Influenza vaccination reduced the risk of flu-associated death by half (51 percent) among children with underlying high-risk medical conditions and by nearly two-thirds (65 percent) among healthy children according to a recent study in Pediatrics. The study examined data from four flu seasons between 2010 and 2014. Additionally, a study in Clinical Infectious Diseases showed that flu vaccination reduced deaths, intensive care unit (ICU) admissions, ICU length of stay and overall duration of hospitalization among adults hospitalized because of influenza.
“This data adds to the already strong body of evidence of the benefits of flu vaccination, especially for children,” said Patricia Stinchfield. “I urge parents to remember that even the healthiest children are at risk from the flu so it’s really important to get them vaccinated every year.”
The panel also stressed the importance of pneumococcal vaccination for adults age 65 years and older and younger adults with high-risk factors, such as diabetes, heart disease and lung disorders as well as people who smoke.

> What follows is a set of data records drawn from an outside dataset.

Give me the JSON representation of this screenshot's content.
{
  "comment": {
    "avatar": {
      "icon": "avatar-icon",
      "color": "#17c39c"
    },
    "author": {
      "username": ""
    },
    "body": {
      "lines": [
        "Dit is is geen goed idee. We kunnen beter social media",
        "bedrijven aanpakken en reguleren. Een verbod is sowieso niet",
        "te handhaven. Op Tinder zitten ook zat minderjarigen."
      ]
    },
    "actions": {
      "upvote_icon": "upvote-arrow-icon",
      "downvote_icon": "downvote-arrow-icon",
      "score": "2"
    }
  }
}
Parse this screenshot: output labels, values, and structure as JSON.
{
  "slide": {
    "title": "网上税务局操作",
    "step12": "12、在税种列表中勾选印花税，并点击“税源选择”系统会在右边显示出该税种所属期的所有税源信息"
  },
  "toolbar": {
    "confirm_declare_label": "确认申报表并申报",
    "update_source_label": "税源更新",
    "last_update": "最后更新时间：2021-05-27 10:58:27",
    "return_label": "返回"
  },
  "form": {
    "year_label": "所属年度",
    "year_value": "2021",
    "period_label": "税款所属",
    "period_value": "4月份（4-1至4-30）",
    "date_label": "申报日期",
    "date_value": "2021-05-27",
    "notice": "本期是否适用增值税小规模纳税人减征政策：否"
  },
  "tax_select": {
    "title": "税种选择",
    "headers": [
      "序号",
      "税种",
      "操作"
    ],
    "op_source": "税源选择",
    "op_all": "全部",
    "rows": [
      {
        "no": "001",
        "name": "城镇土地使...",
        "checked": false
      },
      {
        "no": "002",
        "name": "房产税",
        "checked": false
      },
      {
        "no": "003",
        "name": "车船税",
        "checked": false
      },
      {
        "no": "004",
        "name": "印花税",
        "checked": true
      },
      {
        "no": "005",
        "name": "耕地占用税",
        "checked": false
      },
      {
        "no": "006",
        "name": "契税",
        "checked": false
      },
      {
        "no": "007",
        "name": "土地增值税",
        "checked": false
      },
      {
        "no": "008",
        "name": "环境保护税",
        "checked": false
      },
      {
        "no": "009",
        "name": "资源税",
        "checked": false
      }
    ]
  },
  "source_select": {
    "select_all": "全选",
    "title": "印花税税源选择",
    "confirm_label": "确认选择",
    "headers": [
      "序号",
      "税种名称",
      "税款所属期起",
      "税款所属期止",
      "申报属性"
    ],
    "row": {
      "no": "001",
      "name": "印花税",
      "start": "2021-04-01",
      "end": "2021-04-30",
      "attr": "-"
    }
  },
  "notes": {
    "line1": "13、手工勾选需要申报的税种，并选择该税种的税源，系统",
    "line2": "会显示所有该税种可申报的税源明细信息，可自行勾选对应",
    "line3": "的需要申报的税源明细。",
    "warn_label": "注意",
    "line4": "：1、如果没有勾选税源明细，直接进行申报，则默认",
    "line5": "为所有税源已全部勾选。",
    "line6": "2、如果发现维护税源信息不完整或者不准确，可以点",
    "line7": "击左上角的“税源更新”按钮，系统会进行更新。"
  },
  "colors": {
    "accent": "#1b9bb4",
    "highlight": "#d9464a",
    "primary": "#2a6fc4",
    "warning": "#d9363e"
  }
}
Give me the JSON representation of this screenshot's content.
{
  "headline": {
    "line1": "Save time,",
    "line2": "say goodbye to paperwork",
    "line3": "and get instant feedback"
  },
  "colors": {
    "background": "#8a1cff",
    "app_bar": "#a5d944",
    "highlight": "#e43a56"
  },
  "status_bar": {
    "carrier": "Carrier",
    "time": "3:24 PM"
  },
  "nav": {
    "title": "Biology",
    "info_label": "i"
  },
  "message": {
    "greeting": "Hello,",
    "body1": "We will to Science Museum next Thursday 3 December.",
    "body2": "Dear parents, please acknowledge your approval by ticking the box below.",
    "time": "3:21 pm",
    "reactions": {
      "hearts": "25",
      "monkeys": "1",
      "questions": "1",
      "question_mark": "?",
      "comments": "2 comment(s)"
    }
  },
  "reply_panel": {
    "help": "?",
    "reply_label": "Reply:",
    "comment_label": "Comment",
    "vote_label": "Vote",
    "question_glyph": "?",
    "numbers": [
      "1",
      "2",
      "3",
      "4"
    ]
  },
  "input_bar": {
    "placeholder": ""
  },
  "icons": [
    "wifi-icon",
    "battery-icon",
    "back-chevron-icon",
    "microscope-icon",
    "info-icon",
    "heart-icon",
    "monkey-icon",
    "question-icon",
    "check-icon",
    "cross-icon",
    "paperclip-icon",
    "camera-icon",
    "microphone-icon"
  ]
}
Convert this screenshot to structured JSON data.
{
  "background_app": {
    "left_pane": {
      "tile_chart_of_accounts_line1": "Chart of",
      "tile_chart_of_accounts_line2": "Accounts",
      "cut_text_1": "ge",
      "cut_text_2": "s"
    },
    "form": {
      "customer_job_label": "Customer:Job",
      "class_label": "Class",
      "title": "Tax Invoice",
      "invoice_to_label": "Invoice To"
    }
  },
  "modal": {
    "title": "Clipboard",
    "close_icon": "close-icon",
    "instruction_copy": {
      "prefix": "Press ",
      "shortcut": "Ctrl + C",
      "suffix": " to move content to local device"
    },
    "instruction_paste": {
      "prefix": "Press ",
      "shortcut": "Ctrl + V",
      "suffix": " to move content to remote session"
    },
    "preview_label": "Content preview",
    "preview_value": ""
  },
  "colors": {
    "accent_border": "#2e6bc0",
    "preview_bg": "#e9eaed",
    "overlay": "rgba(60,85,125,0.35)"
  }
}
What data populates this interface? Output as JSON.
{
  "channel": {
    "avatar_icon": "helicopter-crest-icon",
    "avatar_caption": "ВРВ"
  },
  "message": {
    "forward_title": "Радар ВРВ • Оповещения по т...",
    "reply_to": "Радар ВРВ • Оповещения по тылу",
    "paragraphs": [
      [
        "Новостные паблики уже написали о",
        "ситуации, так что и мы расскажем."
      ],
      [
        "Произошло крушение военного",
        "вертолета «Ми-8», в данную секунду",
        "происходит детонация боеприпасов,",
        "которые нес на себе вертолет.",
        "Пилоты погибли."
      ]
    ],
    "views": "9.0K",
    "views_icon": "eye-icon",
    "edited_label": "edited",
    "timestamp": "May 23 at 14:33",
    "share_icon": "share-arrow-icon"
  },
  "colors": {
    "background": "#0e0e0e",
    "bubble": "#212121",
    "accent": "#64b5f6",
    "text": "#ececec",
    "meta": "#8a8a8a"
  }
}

Unlike the milder form of pneumonia, panelists warned that pneumococcal pneumonia is usually more severe and can lead to sepsis as well as other serious infections in addition to pneumonia. Pneumococcal disease is often a common and deadly complication of influenza.
Schaffner urged all adults in high-risk groups to talk to their healthcare provider and to get pneumococcal vaccines as recommended. “Pneumococcal vaccination can be administered at the same time as the influenza vaccine. Fall is a great time to make sure you are protected against both flu and pneumonia.”
For the 2017-2018 season, vaccine manufacturers have estimated that up to 166 million doses of injectable influenza vaccine will be available in the U.S. More than 73 million doses of flu vaccine have already been delivered. This season’s vaccines have been updated and will protect against the influenza viruses that research suggests will be most common during the 2017-2018 season.
For the 2017-2018 season, CDC recommends only the use of injectable influenza vaccines (flu shots), including inactivated influenza vaccines and recombinant influenza vaccines. Nasal spray flu vaccine (live attenuated influenza vaccine or LAIV) is not recommended for use this season.
There are several types of influenza vaccine and vaccine delivery options available this flu season:
- Adjuvanted vaccine and high dose vaccine for adults age 65 years and older, both of which are designed to help initiate a more robust immune response
- Recombinant vaccine that does not use an influenza virus
- Cell-based vaccine, which is produced without growing the virus in eggs; this season, a cellgrown vaccine virus is being used for one component (H3N2) of the cell-culture based flu vaccine
- Standard influenza vaccine, which will include either three influenza virus strains (trivalent— two influenza A and one influenza B) or four virus strains (quadrivalent—two influenza A and two influenza B)
- Intradermal and jet injection delivery of the vaccine
All vaccine options may not be available at all locations, so experts emphasized that people should not wait to get vaccinated if their first choice of vaccine is not available. To find a location where you can get a flu vaccine, visit https://vaccinefinder.org/.
Although not a substitute for getting an annual flu vaccine, health officials also stressed the importance of everyday preventive actions to decrease the spread of flu and the appropriate use of influenza antiviral drugs to treat influenza as part of the CDC “Take 3” approach to fight the flu. Three FDA-approved influenza antiviral drugs are recommended for use in the U.S. during the 2017-2018 influenza season: oseltamivir (generic version or Tamiflu®), zanamivir (Relenza®), and peramivir (Rapivab®).